*** Opening DATASET CONTENT ***
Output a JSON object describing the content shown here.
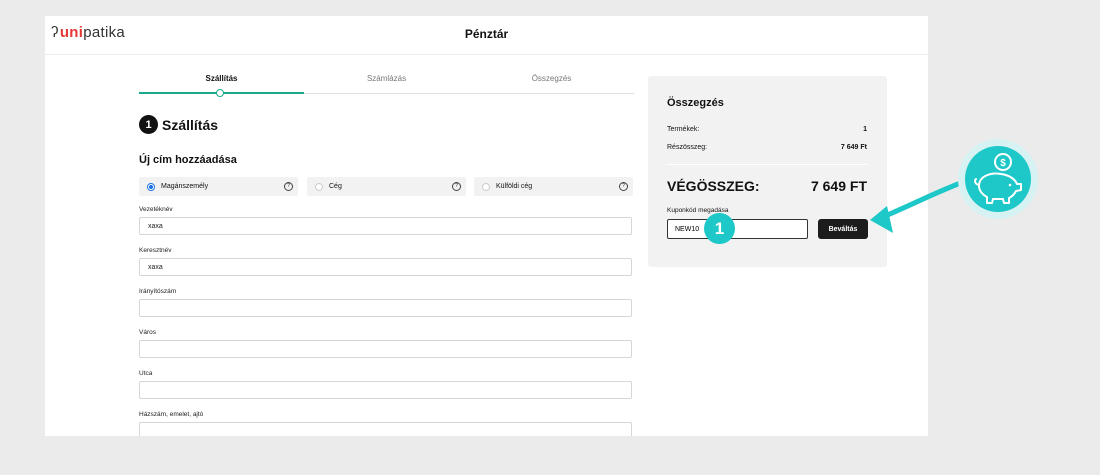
{
  "header": {
    "logo_prefix": "uni",
    "logo_suffix": "patika",
    "title": "Pénztár"
  },
  "steps": [
    {
      "label": "Szállítás",
      "active": true
    },
    {
      "label": "Számlázás",
      "active": false
    },
    {
      "label": "Összegzés",
      "active": false
    }
  ],
  "section": {
    "number": "1",
    "title": "Szállítás",
    "subtitle": "Új cím hozzáadása"
  },
  "customer_types": [
    {
      "label": "Magánszemély",
      "selected": true
    },
    {
      "label": "Cég",
      "selected": false
    },
    {
      "label": "Külföldi cég",
      "selected": false
    }
  ],
  "form": {
    "last_name_label": "Vezetéknév",
    "last_name_value": "xaxa",
    "first_name_label": "Keresztnév",
    "first_name_value": "xaxa",
    "zip_label": "Irányítószám",
    "zip_value": "",
    "city_label": "Város",
    "city_value": "",
    "street_label": "Utca",
    "street_value": "",
    "house_label": "Házszám, emelet, ajtó",
    "house_value": ""
  },
  "summary": {
    "title": "Összegzés",
    "products_label": "Termékek:",
    "products_value": "1",
    "subtotal_label": "Részösszeg:",
    "subtotal_value": "7 649 Ft",
    "total_label": "VÉGÖSSZEG:",
    "total_value": "7 649 FT",
    "coupon_label": "Kuponkód megadása",
    "coupon_value": "NEW10",
    "redeem_label": "Beváltás"
  },
  "annotation": {
    "badge_number": "1"
  },
  "colors": {
    "accent_green": "#1aa98a",
    "teal_annotation": "#1ec8c8",
    "logo_red": "#e53935",
    "button_dark": "#1c1c1c"
  }
}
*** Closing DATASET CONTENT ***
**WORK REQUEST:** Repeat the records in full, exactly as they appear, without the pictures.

**SOLUTION:**
Output a JSON object describing the content shown here.
{
  "header": {
    "logo_prefix": "uni",
    "logo_suffix": "patika",
    "title": "Pénztár"
  },
  "steps": [
    {
      "label": "Szállítás",
      "active": true
    },
    {
      "label": "Számlázás",
      "active": false
    },
    {
      "label": "Összegzés",
      "active": false
    }
  ],
  "section": {
    "number": "1",
    "title": "Szállítás",
    "subtitle": "Új cím hozzáadása"
  },
  "customer_types": [
    {
      "label": "Magánszemély",
      "selected": true
    },
    {
      "label": "Cég",
      "selected": false
    },
    {
      "label": "Külföldi cég",
      "selected": false
    }
  ],
  "form": {
    "last_name_label": "Vezetéknév",
    "last_name_value": "xaxa",
    "first_name_label": "Keresztnév",
    "first_name_value": "xaxa",
    "zip_label": "Irányítószám",
    "zip_value": "",
    "city_label": "Város",
    "city_value": "",
    "street_label": "Utca",
    "street_value": "",
    "house_label": "Házszám, emelet, ajtó",
    "house_value": ""
  },
  "summary": {
    "title": "Összegzés",
    "products_label": "Termékek:",
    "products_value": "1",
    "subtotal_label": "Részösszeg:",
    "subtotal_value": "7 649 Ft",
    "total_label": "VÉGÖSSZEG:",
    "total_value": "7 649 FT",
    "coupon_label": "Kuponkód megadása",
    "coupon_value": "NEW10",
    "redeem_label": "Beváltás"
  },
  "annotation": {
    "badge_number": "1"
  },
  "colors": {
    "accent_green": "#1aa98a",
    "teal_annotation": "#1ec8c8",
    "logo_red": "#e53935",
    "button_dark": "#1c1c1c"
  }
}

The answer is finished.